Washington: Most of the
life forms wiped out in an event known as the Great Dying, 250
million years ago, came slowly from thousands of centuries of
The deadliest mass extinction of all took a long time to kill 90
percent of Earth's marine life, and it killed in stages, according
to a detailed investigation by an University of Cincinnati team,
led by professor of geology Thomas J. Algeo.
Algeo worked with 13 co-authors to produce a high-resolution look
at the geology of a Permian-Triassic boundary section on Ellesmere
Island in the Canadian Arctic, the journal Geological Society of
America Bulletin reports.
About 252 million years ago, at the end of the Permian period,
Earth almost became a lifeless planet.
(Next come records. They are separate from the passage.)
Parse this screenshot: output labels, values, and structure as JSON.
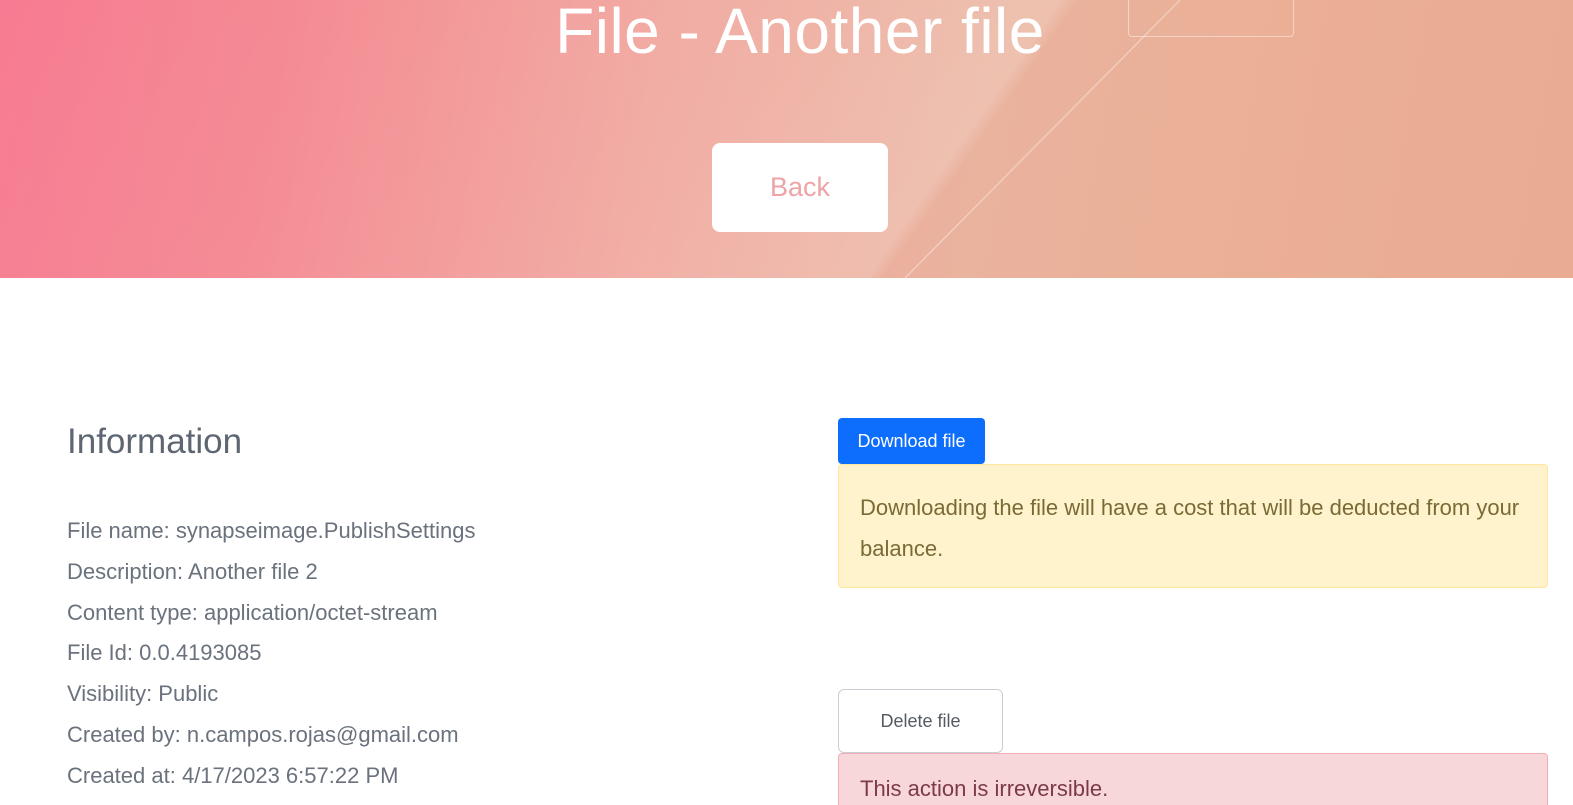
{
  "header": {
    "title": "File - Another file",
    "back_label": "Back"
  },
  "information": {
    "heading": "Information",
    "rows": [
      "File name: synapseimage.PublishSettings",
      "Description: Another file 2",
      "Content type: application/octet-stream",
      "File Id: 0.0.4193085",
      "Visibility: Public",
      "Created by: n.campos.rojas@gmail.com",
      "Created at: 4/17/2023 6:57:22 PM"
    ]
  },
  "download": {
    "button_label": "Download file",
    "warning": "Downloading the file will have a cost that will be deducted from your balance."
  },
  "delete": {
    "button_label": "Delete file",
    "warning": "This action is irreversible."
  },
  "colors": {
    "primary": "#0d6efd",
    "warning_bg": "#fff3cd",
    "danger_bg": "#f8d7da",
    "hero_start": "#f77b92",
    "hero_end": "#e9ab92"
  }
}
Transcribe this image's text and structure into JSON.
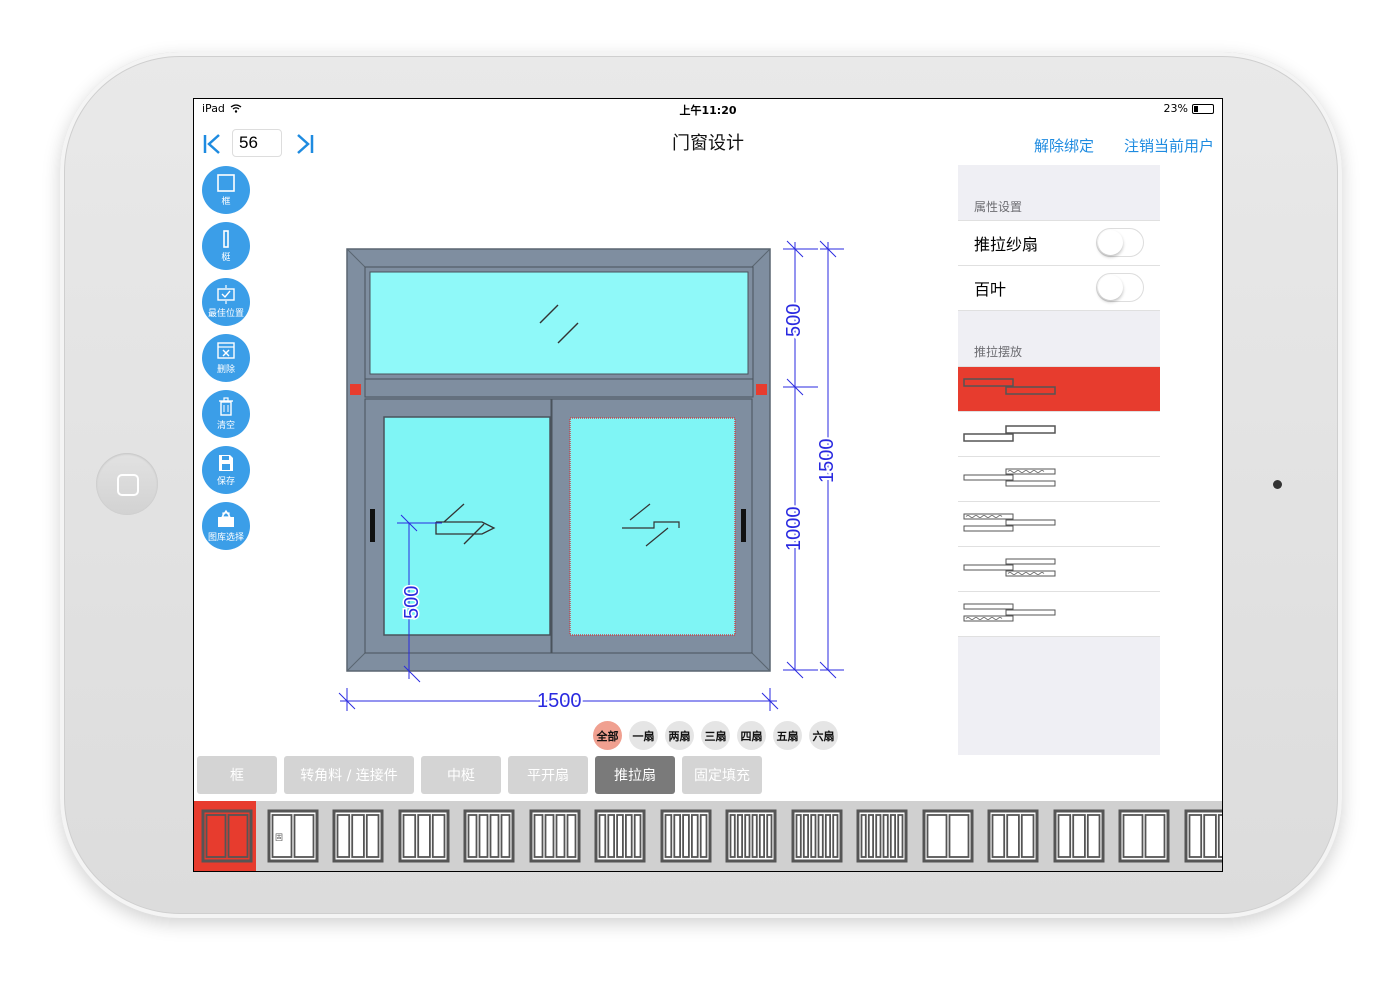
{
  "statusbar": {
    "device": "iPad",
    "time": "上午11:20",
    "battery": "23%"
  },
  "nav": {
    "page_value": "56"
  },
  "header": {
    "title": "门窗设计",
    "links": [
      "解除绑定",
      "注销当前用户"
    ]
  },
  "tools": [
    {
      "label": "框",
      "icon": "frame-icon"
    },
    {
      "label": "梃",
      "icon": "mullion-icon"
    },
    {
      "label": "最佳位置",
      "icon": "best-position-icon"
    },
    {
      "label": "删除",
      "icon": "delete-icon"
    },
    {
      "label": "清空",
      "icon": "trash-icon"
    },
    {
      "label": "保存",
      "icon": "save-icon"
    },
    {
      "label": "图库选择",
      "icon": "gallery-icon"
    }
  ],
  "drawing": {
    "dim_width": "1500",
    "dim_height_total": "1500",
    "dim_height_top": "500",
    "dim_height_bottom": "1000",
    "dim_inner": "500",
    "colors": {
      "frame": "#7f8ea0",
      "glass": "#7ff5f5",
      "dimension": "#2a2ae0",
      "marker": "#e73c2e"
    }
  },
  "chips": [
    "全部",
    "一扇",
    "两扇",
    "三扇",
    "四扇",
    "五扇",
    "六扇"
  ],
  "chips_active": 0,
  "categories": [
    {
      "label": "框",
      "width": 80
    },
    {
      "label": "转角料 / 连接件",
      "width": 130
    },
    {
      "label": "中梃",
      "width": 80
    },
    {
      "label": "平开扇",
      "width": 80
    },
    {
      "label": "推拉扇",
      "width": 80,
      "active": true
    },
    {
      "label": "固定填充",
      "width": 80
    }
  ],
  "panel": {
    "section1": "属性设置",
    "toggles": [
      {
        "label": "推拉纱扇",
        "on": false
      },
      {
        "label": "百叶",
        "on": false
      }
    ],
    "section2": "推拉摆放",
    "selected_layout": 0
  },
  "strip_fixed_label": "固",
  "accent": "#e73c2e",
  "link_color": "#1e8be0",
  "tool_color": "#3b9ee8"
}
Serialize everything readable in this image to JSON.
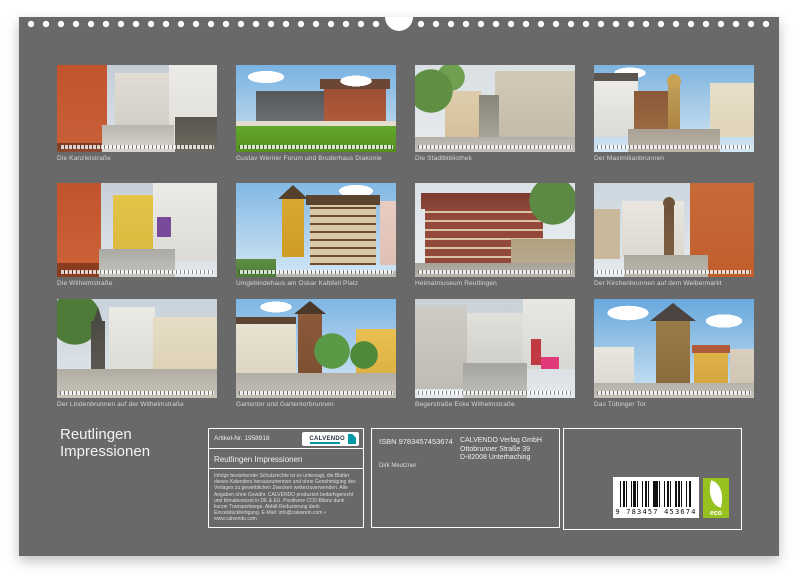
{
  "page": {
    "title_lines": [
      "Reutlingen",
      "Impressionen"
    ]
  },
  "grid": {
    "photos": [
      {
        "caption": "Die Kanzleistraße"
      },
      {
        "caption": "Gustav Werner Forum und Bruderhaus Diakonie"
      },
      {
        "caption": "Die Stadtbibliothek"
      },
      {
        "caption": "Der Maximilianbrunnen"
      },
      {
        "caption": "Die Wilhelmstraße"
      },
      {
        "caption": "Umgebindehaus am Oskar Kalbfell Platz"
      },
      {
        "caption": "Heimatmuseum Reutlingen"
      },
      {
        "caption": "Der Kirchenbrunnen auf dem Weibermarkt"
      },
      {
        "caption": "Der Lindenbrunnen auf der Wilhelmstraße"
      },
      {
        "caption": "Gartentor und Gartentorbrunnen"
      },
      {
        "caption": "Begerstraße Ecke Wilhelmstraße"
      },
      {
        "caption": "Das Tübinger Tor"
      }
    ]
  },
  "info_box": {
    "artikel_nr": "Artikel-Nr. 1958918",
    "logo_text": "CALVENDO",
    "calendar_title": "Reutlingen Impressionen",
    "legal_text": "Infolge bestehender Schutzrechte ist es untersagt, die Blätter dieses Kalenders herauszutrennen und ohne Genehmigung des Verlages zu gewerblichen Zwecken weiterzuverwenden. Alle Angaben ohne Gewähr. CALVENDO produziert bedarfsgerecht und klimabewusst in DE & EU. Positivere CO2-Bilanz dank kurzer Transportwege. Abfall-Reduzierung dank Einzelstückfertigung. E-Mail: info@calvendo.com • www.calvendo.com"
  },
  "publisher_box": {
    "isbn": "ISBN 9783457453674",
    "author": "Dirk Meutzner",
    "address_lines": [
      "CALVENDO Verlag GmbH",
      "Ottobrunner Straße 39",
      "D-82008 Unterhaching"
    ]
  },
  "barcode_box": {
    "digits": "9 783457 453674",
    "eco_label": "eco"
  },
  "colors": {
    "page_gray": "#696969",
    "calvendo_teal": "#0097a7",
    "eco_green": "#97c11f"
  }
}
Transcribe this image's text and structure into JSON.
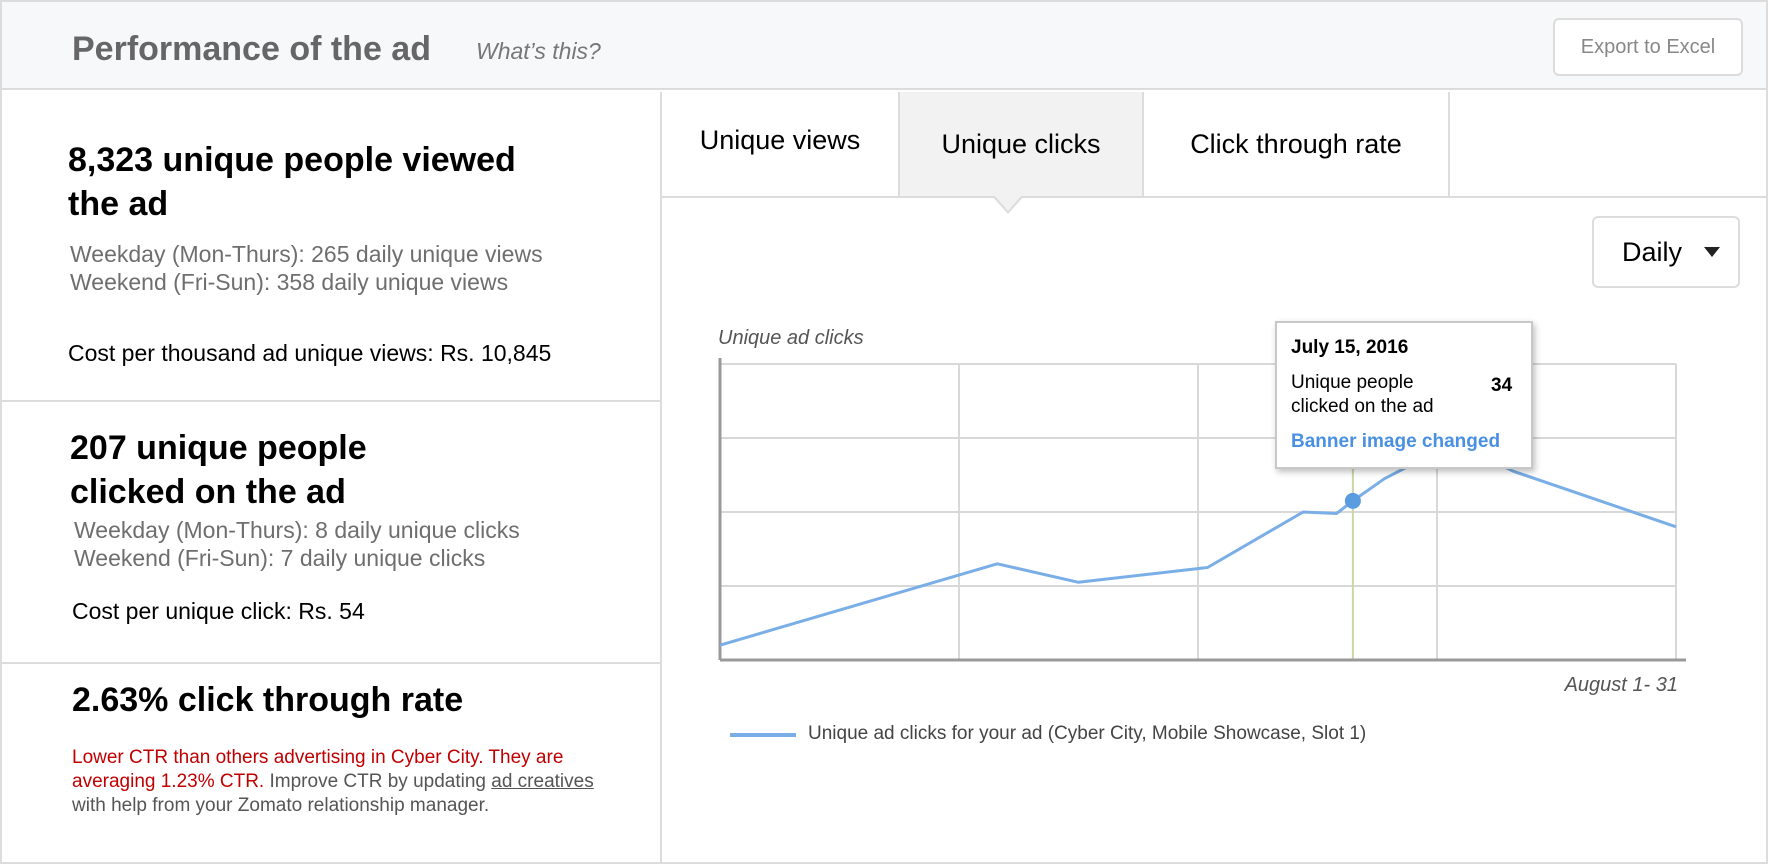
{
  "header": {
    "title": "Performance of the ad",
    "help_link": "What’s this?",
    "export_label": "Export to Excel"
  },
  "summary": {
    "views": {
      "heading_line1": "8,323 unique people viewed",
      "heading_line2": "the ad",
      "weekday": "Weekday (Mon-Thurs): 265 daily unique views",
      "weekend": "Weekend (Fri-Sun): 358 daily unique views",
      "cost": "Cost per thousand ad unique views: Rs. 10,845"
    },
    "clicks": {
      "heading_line1": "207 unique people",
      "heading_line2": "clicked on the ad",
      "weekday": "Weekday (Mon-Thurs): 8 daily unique clicks",
      "weekend": "Weekend (Fri-Sun): 7 daily unique clicks",
      "cost": "Cost per unique click: Rs. 54"
    },
    "ctr": {
      "heading": "2.63% click through rate",
      "warning": "Lower CTR than others advertising in Cyber City.  They are averaging 1.23% CTR.",
      "advice_prefix": "  Improve CTR by updating ",
      "advice_link": "ad creatives",
      "advice_suffix": " with help from your Zomato relationship manager."
    }
  },
  "tabs": [
    {
      "label": "Unique views",
      "active": false
    },
    {
      "label": "Unique clicks",
      "active": true
    },
    {
      "label": "Click through rate",
      "active": false
    }
  ],
  "period_select": {
    "value": "Daily"
  },
  "colors": {
    "series": "#7aaee6",
    "marker": "#5b9be0",
    "grid": "#d8d8d8",
    "axis": "#9a9a9a",
    "event_line": "#c8d6a8",
    "warning": "#c00000",
    "link_blue": "#4a90e2"
  },
  "chart_data": {
    "type": "line",
    "ylabel": "Unique ad clicks",
    "xlabel": "August 1- 31",
    "x": [
      0,
      0.29,
      0.375,
      0.51,
      0.61,
      0.645,
      0.662,
      0.695,
      0.725,
      0.79,
      0.83,
      1.0
    ],
    "series": [
      {
        "name": "Unique ad clicks for your ad (Cyber City, Mobile Showcase, Slot 1)",
        "values": [
          0.2,
          1.3,
          1.05,
          1.25,
          2.0,
          1.98,
          2.15,
          2.45,
          2.65,
          2.8,
          2.55,
          1.8
        ]
      }
    ],
    "ylim": [
      0,
      4
    ],
    "grid": true,
    "legend": "bottom",
    "highlight": {
      "index": 6,
      "event_x": 0.662
    },
    "tooltip": {
      "date": "July 15, 2016",
      "label": "Unique people clicked on the ad",
      "value": "34",
      "event": "Banner image changed"
    }
  }
}
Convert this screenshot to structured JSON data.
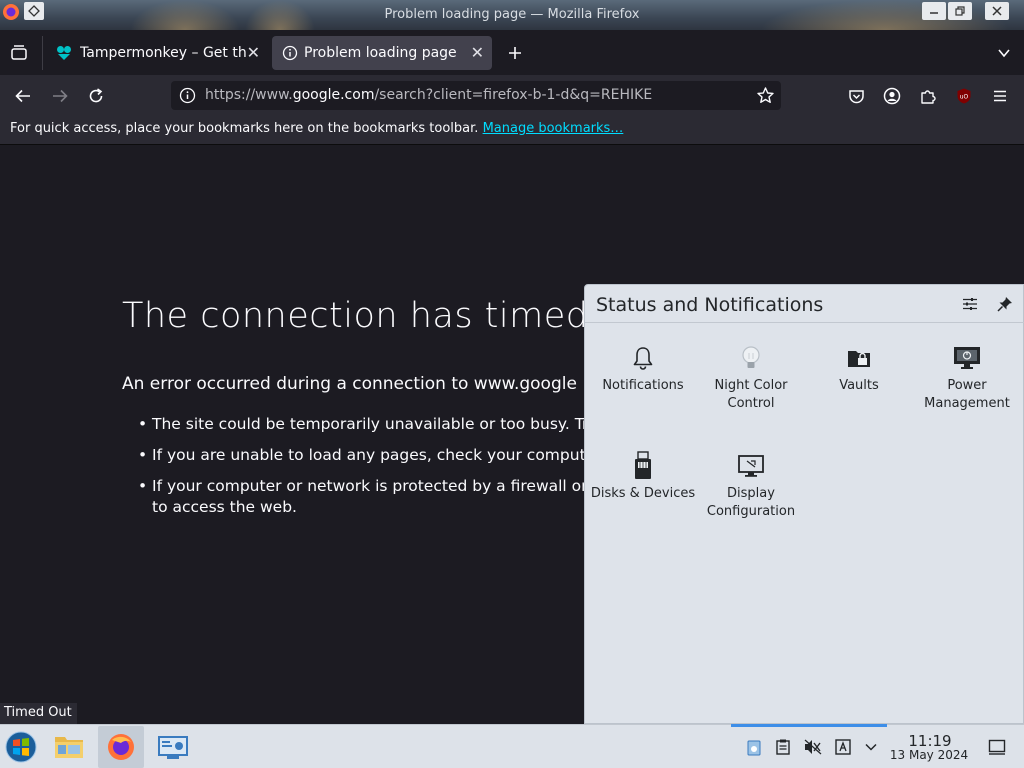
{
  "window": {
    "title": "Problem loading page — Mozilla Firefox"
  },
  "tabs": [
    {
      "label": "Tampermonkey – Get thi",
      "icon": "tampermonkey-icon",
      "active": false
    },
    {
      "label": "Problem loading page",
      "icon": "info-icon",
      "active": true
    }
  ],
  "navbar": {
    "url_prefix": "https://www.",
    "url_domain": "google.com",
    "url_suffix": "/search?client=firefox-b-1-d&q=REHIKE"
  },
  "bookmarks_bar": {
    "text": "For quick access, place your bookmarks here on the bookmarks toolbar.",
    "link": "Manage bookmarks…"
  },
  "error_page": {
    "title": "The connection has timed o",
    "description": "An error occurred during a connection to www.google",
    "items": [
      "The site could be temporarily unavailable or too busy. Try",
      "If you are unable to load any pages, check your computer",
      "If your computer or network is protected by a firewall or p",
      "to access the web."
    ]
  },
  "popup": {
    "title": "Status and Notifications",
    "applets": [
      {
        "label": "Notifications",
        "icon": "bell-icon"
      },
      {
        "label": "Night Color Control",
        "icon": "lightbulb-icon"
      },
      {
        "label": "Vaults",
        "icon": "vault-lock-icon"
      },
      {
        "label": "Power Management",
        "icon": "power-management-icon"
      },
      {
        "label": "Disks & Devices",
        "icon": "usb-drive-icon"
      },
      {
        "label": "Display Configuration",
        "icon": "display-icon"
      }
    ]
  },
  "tooltip": {
    "text": "Timed Out"
  },
  "taskbar": {
    "apps": [
      "start-menu-icon",
      "file-manager-icon",
      "firefox-icon",
      "system-settings-icon"
    ],
    "clock_time": "11:19",
    "clock_date": "13 May 2024"
  },
  "colors": {
    "accent_link": "#00ddff",
    "popup_bg": "#dee3ea",
    "browser_bg": "#1c1b22",
    "toolbar_bg": "#2b2a33"
  }
}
Around 90 percent of all
living species disappeared then in what scientists have called
'The Great Dying'.
Algeo and colleagues have spent much of the past decade
investigating the chemical evidence buried in rocks formed during
this major extinction, according to a Cincinnati statement.
The world revealed by their research is horrific and alien -- a
devastated landscape, barren of vegetation and scarred by erosion
from showers of acid rain, huge "dead zones" in the oceans, and
runaway greenhouse warming leading to sizzling temperatures.
The evidence that Algeo and colleagues are looking at points to
massive volcanism in Siberia. A large portion of western Siberia
reveals volcanic deposits up to five km (three miles) thick,
covering an area equivalent to the continental US. And the lava
flowed where it could most endanger life, through a large coal
What appears to have happened, according to Algeo and his
colleagues, is that the effects of early Siberian volcanic
activity, such as toxic gases and ash, were confined to the
northern latitudes. Only after the eruptions were in full swing
did the effects reach the tropical latitudes of the Tethys Ocean.
"The eruption released lots of methane when it burned through the
coal," Algeo said. "Methane is 30 times more effective as a
greenhouse gas than carbon dioxide. We're not sure how long the
greenhouse effect lasted, but it seems to have been tens or
hundreds of thousands of years."